_Exercise aim_:
For the word "hlášení", state the number of lines in the data that contain it, and nothing else.

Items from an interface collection
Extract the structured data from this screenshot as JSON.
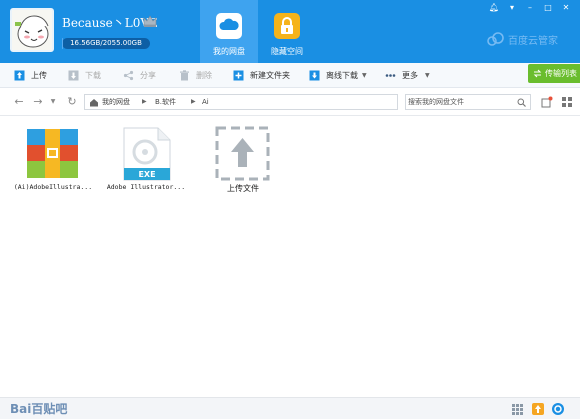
{
  "header": {
    "username": "Because丶L0VE",
    "quota": "16.56GB/2055.00GB",
    "quota_fraction": 0.008,
    "tabs": [
      {
        "label": "我的网盘",
        "icon": "cloud-icon",
        "active": true
      },
      {
        "label": "隐藏空间",
        "icon": "lock-icon",
        "active": false
      }
    ],
    "brand": "百度云管家",
    "window_buttons": [
      "bell-icon",
      "menu-icon",
      "minimize-icon",
      "maximize-icon",
      "close-icon"
    ]
  },
  "toolbar": {
    "upload": "上传",
    "download": "下载",
    "share": "分享",
    "delete": "删除",
    "new_folder": "新建文件夹",
    "offline_download": "离线下载",
    "more": "更多",
    "transfer_list": "传输列表"
  },
  "addressbar": {
    "crumbs": [
      "我的网盘",
      "B.软件",
      "Ai"
    ],
    "search_placeholder": "搜索我的网盘文件"
  },
  "files": [
    {
      "name": "(Ai)AdobeIllustra...",
      "icon": "archive-icon"
    },
    {
      "name": "Adobe Illustrator...",
      "icon": "exe-file-icon",
      "badge": "EXE"
    },
    {
      "name": "上传文件",
      "icon": "upload-placeholder-icon"
    }
  ],
  "footer": {
    "watermark": "Bai百贴吧"
  },
  "colors": {
    "header_blue": "#1a8fe3",
    "active_tab": "#3ea3ef",
    "transfer_green": "#6abd2e"
  }
}
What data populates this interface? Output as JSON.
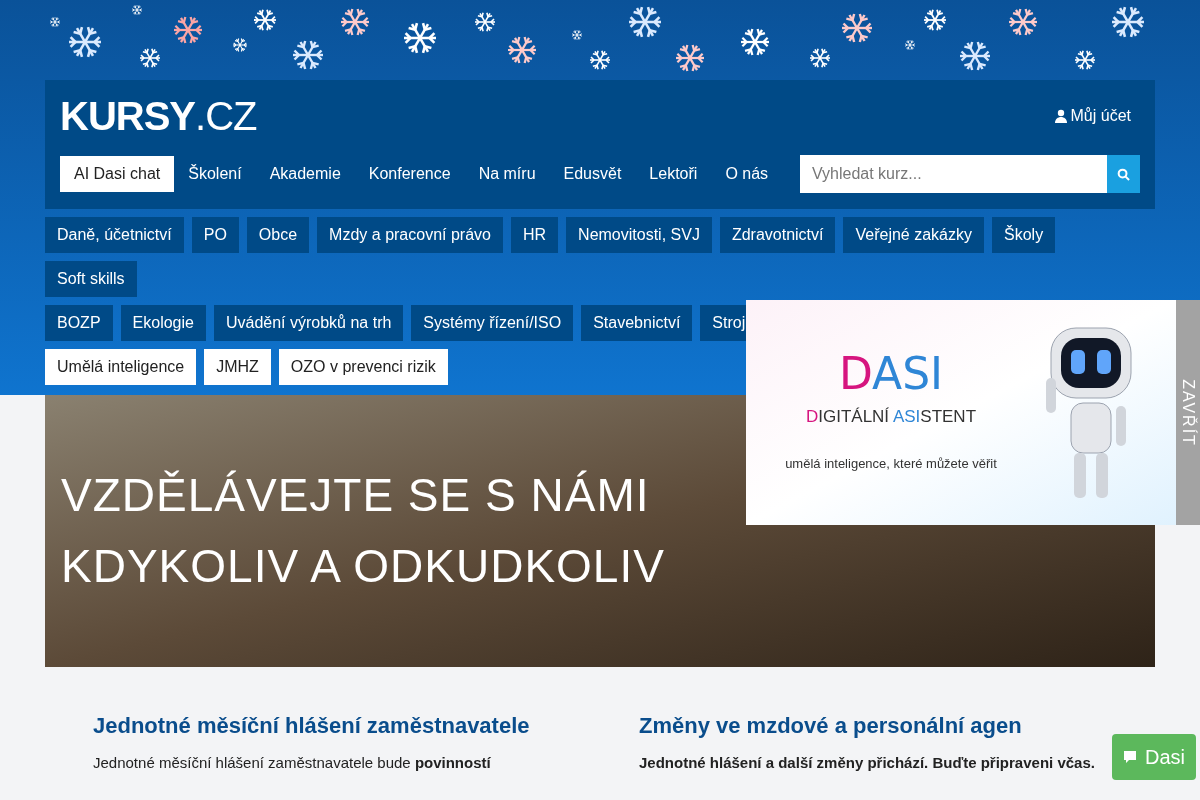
{
  "logo": {
    "text": "KURSY",
    "suffix": ".CZ"
  },
  "account": {
    "label": "Můj účet"
  },
  "nav": [
    {
      "label": "AI Dasi chat",
      "selected": true
    },
    {
      "label": "Školení",
      "selected": false
    },
    {
      "label": "Akademie",
      "selected": false
    },
    {
      "label": "Konference",
      "selected": false
    },
    {
      "label": "Na míru",
      "selected": false
    },
    {
      "label": "Edusvět",
      "selected": false
    },
    {
      "label": "Lektoři",
      "selected": false
    },
    {
      "label": "O nás",
      "selected": false
    }
  ],
  "search": {
    "placeholder": "Vyhledat kurz..."
  },
  "category_rows": [
    [
      {
        "label": "Daně, účetnictví",
        "selected": false
      },
      {
        "label": "PO",
        "selected": false
      },
      {
        "label": "Obce",
        "selected": false
      },
      {
        "label": "Mzdy a pracovní právo",
        "selected": false
      },
      {
        "label": "HR",
        "selected": false
      },
      {
        "label": "Nemovitosti, SVJ",
        "selected": false
      },
      {
        "label": "Zdravotnictví",
        "selected": false
      },
      {
        "label": "Veřejné zakázky",
        "selected": false
      },
      {
        "label": "Školy",
        "selected": false
      },
      {
        "label": "Soft skills",
        "selected": false
      }
    ],
    [
      {
        "label": "BOZP",
        "selected": false
      },
      {
        "label": "Ekologie",
        "selected": false
      },
      {
        "label": "Uvádění výrobků na trh",
        "selected": false
      },
      {
        "label": "Systémy řízení/ISO",
        "selected": false
      },
      {
        "label": "Stavebnictví",
        "selected": false
      },
      {
        "label": "Stroj",
        "selected": false
      }
    ],
    [
      {
        "label": "Umělá inteligence",
        "selected": true
      },
      {
        "label": "JMHZ",
        "selected": true
      },
      {
        "label": "OZO v prevenci rizik",
        "selected": true
      }
    ]
  ],
  "hero": {
    "lines": [
      "VZDĚLÁVEJTE SE S NÁMI",
      "KDYKOLIV A ODKUDKOLIV"
    ]
  },
  "popup": {
    "title_first": "D",
    "title_rest": "ASI",
    "subtitle_parts": [
      "D",
      "IGITÁLNÍ ",
      "ASI",
      "STENT"
    ],
    "tagline": "umělá inteligence, které můžete věřit",
    "close_label": "ZAVŘÍT"
  },
  "articles": [
    {
      "title": "Jednotné měsíční hlášení zaměstnavatele",
      "text": "Jednotné měsíční hlášení zaměstnavatele bude **povinností**"
    },
    {
      "title": "Změny ve mzdové a personální agen",
      "text": "**Jednotné hlášení a další změny přichází. Buďte připraveni včas.**"
    }
  ],
  "chat_button": {
    "label": "Dasi"
  }
}
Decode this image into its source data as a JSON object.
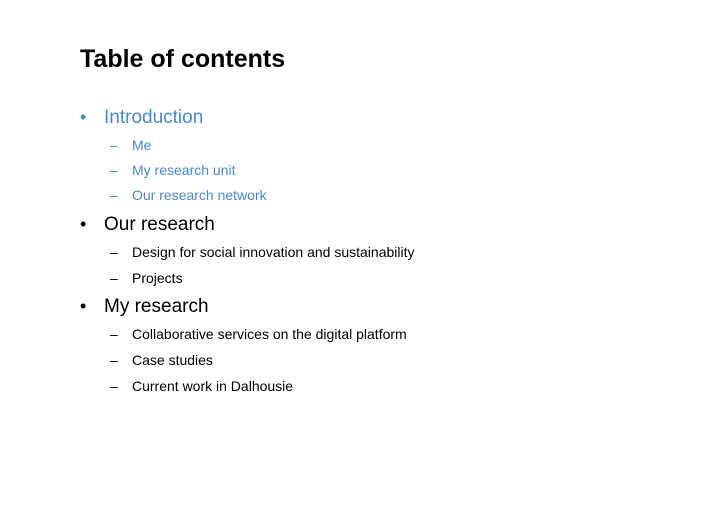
{
  "slide": {
    "title": "Table of contents",
    "accent_color": "#4a86d4",
    "sections": [
      {
        "label": "Introduction",
        "highlighted": true,
        "items": [
          "Me",
          "My research unit",
          "Our research network"
        ]
      },
      {
        "label": "Our research",
        "highlighted": false,
        "items": [
          "Design for social innovation and sustainability",
          "Projects"
        ]
      },
      {
        "label": "My research",
        "highlighted": false,
        "items": [
          "Collaborative services on the digital platform",
          "Case studies",
          "Current work in Dalhousie"
        ]
      }
    ],
    "bullet_glyph": "•",
    "dash_glyph": "–"
  }
}
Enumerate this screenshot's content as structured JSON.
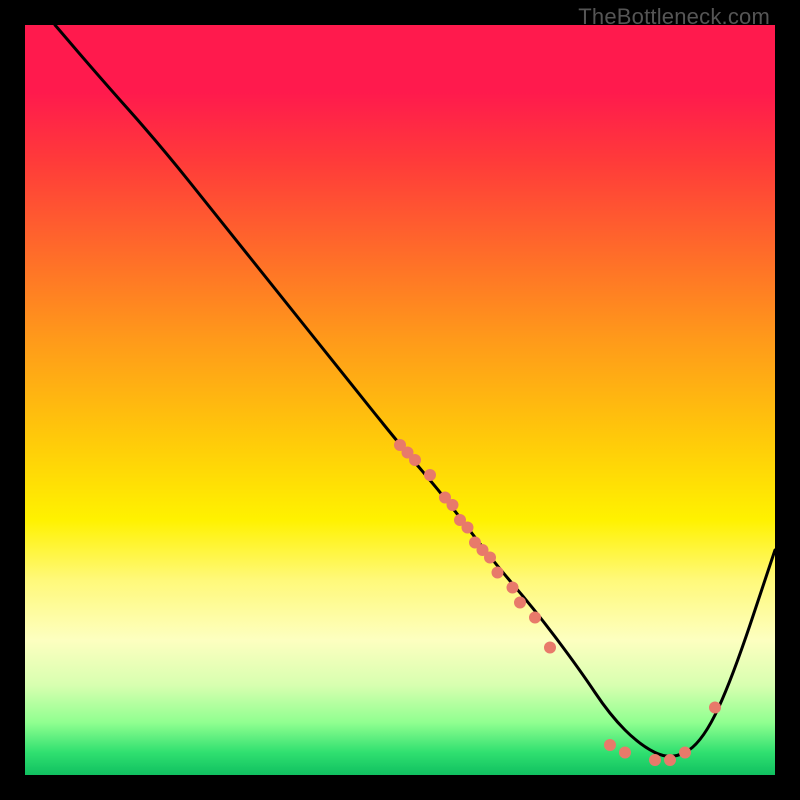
{
  "watermark": "TheBottleneck.com",
  "chart_data": {
    "type": "line",
    "title": "",
    "xlabel": "",
    "ylabel": "",
    "xlim": [
      0,
      100
    ],
    "ylim": [
      0,
      100
    ],
    "axes_visible": false,
    "grid": false,
    "background_gradient": {
      "stops": [
        {
          "t": 0.0,
          "color": "#ff1a4d"
        },
        {
          "t": 0.18,
          "color": "#ff3a3a"
        },
        {
          "t": 0.42,
          "color": "#ff9a1a"
        },
        {
          "t": 0.66,
          "color": "#fff200"
        },
        {
          "t": 0.88,
          "color": "#d8ffb0"
        },
        {
          "t": 1.0,
          "color": "#10c060"
        }
      ]
    },
    "series": [
      {
        "name": "bottleneck-curve",
        "color": "#000000",
        "x": [
          4,
          10,
          18,
          26,
          34,
          42,
          50,
          56,
          62,
          68,
          74,
          78,
          82,
          86,
          90,
          94,
          100
        ],
        "y": [
          100,
          93,
          84,
          74,
          64,
          54,
          44,
          37,
          29,
          22,
          14,
          8,
          4,
          2,
          4,
          12,
          30
        ]
      }
    ],
    "scatter": [
      {
        "name": "curve-markers",
        "color": "#e87a6a",
        "radius_px": 6,
        "points": [
          {
            "x": 50,
            "y": 44
          },
          {
            "x": 51,
            "y": 43
          },
          {
            "x": 52,
            "y": 42
          },
          {
            "x": 54,
            "y": 40
          },
          {
            "x": 56,
            "y": 37
          },
          {
            "x": 57,
            "y": 36
          },
          {
            "x": 58,
            "y": 34
          },
          {
            "x": 59,
            "y": 33
          },
          {
            "x": 60,
            "y": 31
          },
          {
            "x": 61,
            "y": 30
          },
          {
            "x": 62,
            "y": 29
          },
          {
            "x": 63,
            "y": 27
          },
          {
            "x": 65,
            "y": 25
          },
          {
            "x": 66,
            "y": 23
          },
          {
            "x": 68,
            "y": 21
          },
          {
            "x": 70,
            "y": 17
          },
          {
            "x": 78,
            "y": 4
          },
          {
            "x": 80,
            "y": 3
          },
          {
            "x": 84,
            "y": 2
          },
          {
            "x": 86,
            "y": 2
          },
          {
            "x": 88,
            "y": 3
          },
          {
            "x": 92,
            "y": 9
          }
        ]
      }
    ]
  }
}
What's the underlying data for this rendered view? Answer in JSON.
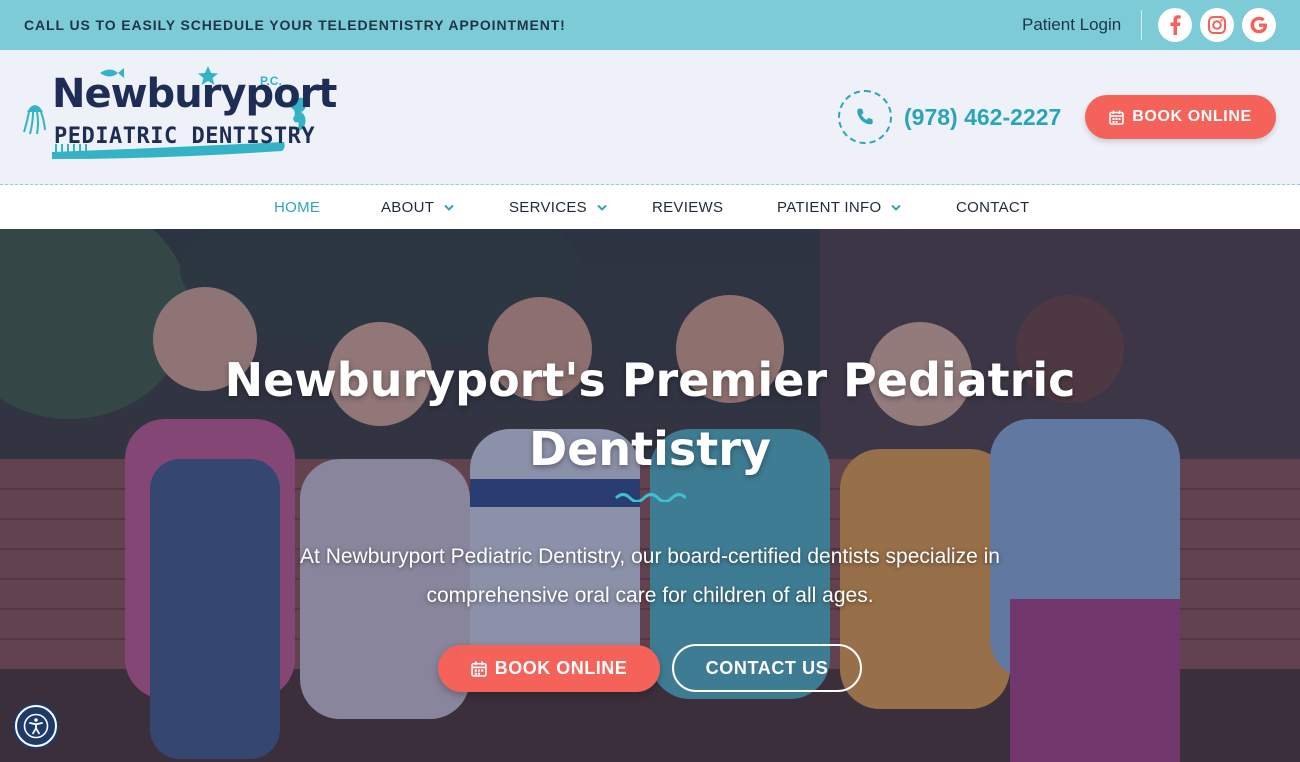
{
  "topbar": {
    "promo": "CALL US TO EASILY SCHEDULE YOUR TELEDENTISTRY APPOINTMENT!",
    "patient_login": "Patient Login",
    "social": [
      "facebook-icon",
      "instagram-icon",
      "google-icon"
    ]
  },
  "header": {
    "logo": {
      "line1": "Newburyport",
      "pc": "P.C.",
      "line2": "PEDIATRIC DENTISTRY"
    },
    "phone": "(978) 462-2227",
    "book_label": "BOOK ONLINE"
  },
  "nav": {
    "items": [
      {
        "label": "HOME",
        "active": true,
        "dropdown": false
      },
      {
        "label": "ABOUT",
        "dropdown": true
      },
      {
        "label": "SERVICES",
        "dropdown": true
      },
      {
        "label": "REVIEWS",
        "dropdown": false
      },
      {
        "label": "PATIENT INFO",
        "dropdown": true
      },
      {
        "label": "CONTACT",
        "dropdown": false
      }
    ]
  },
  "hero": {
    "title_line1": "Newburyport's Premier Pediatric",
    "title_line2": "Dentistry",
    "subtitle_line1": "At Newburyport Pediatric Dentistry, our board-certified dentists specialize in",
    "subtitle_line2": "comprehensive oral care for children of all ages.",
    "book_label": "BOOK ONLINE",
    "contact_label": "CONTACT US"
  },
  "colors": {
    "topbar": "#7ecbd8",
    "accent_teal": "#2fa6b8",
    "cta_coral": "#f4625a",
    "navy": "#1e2d55"
  }
}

_Solved exercise_:
3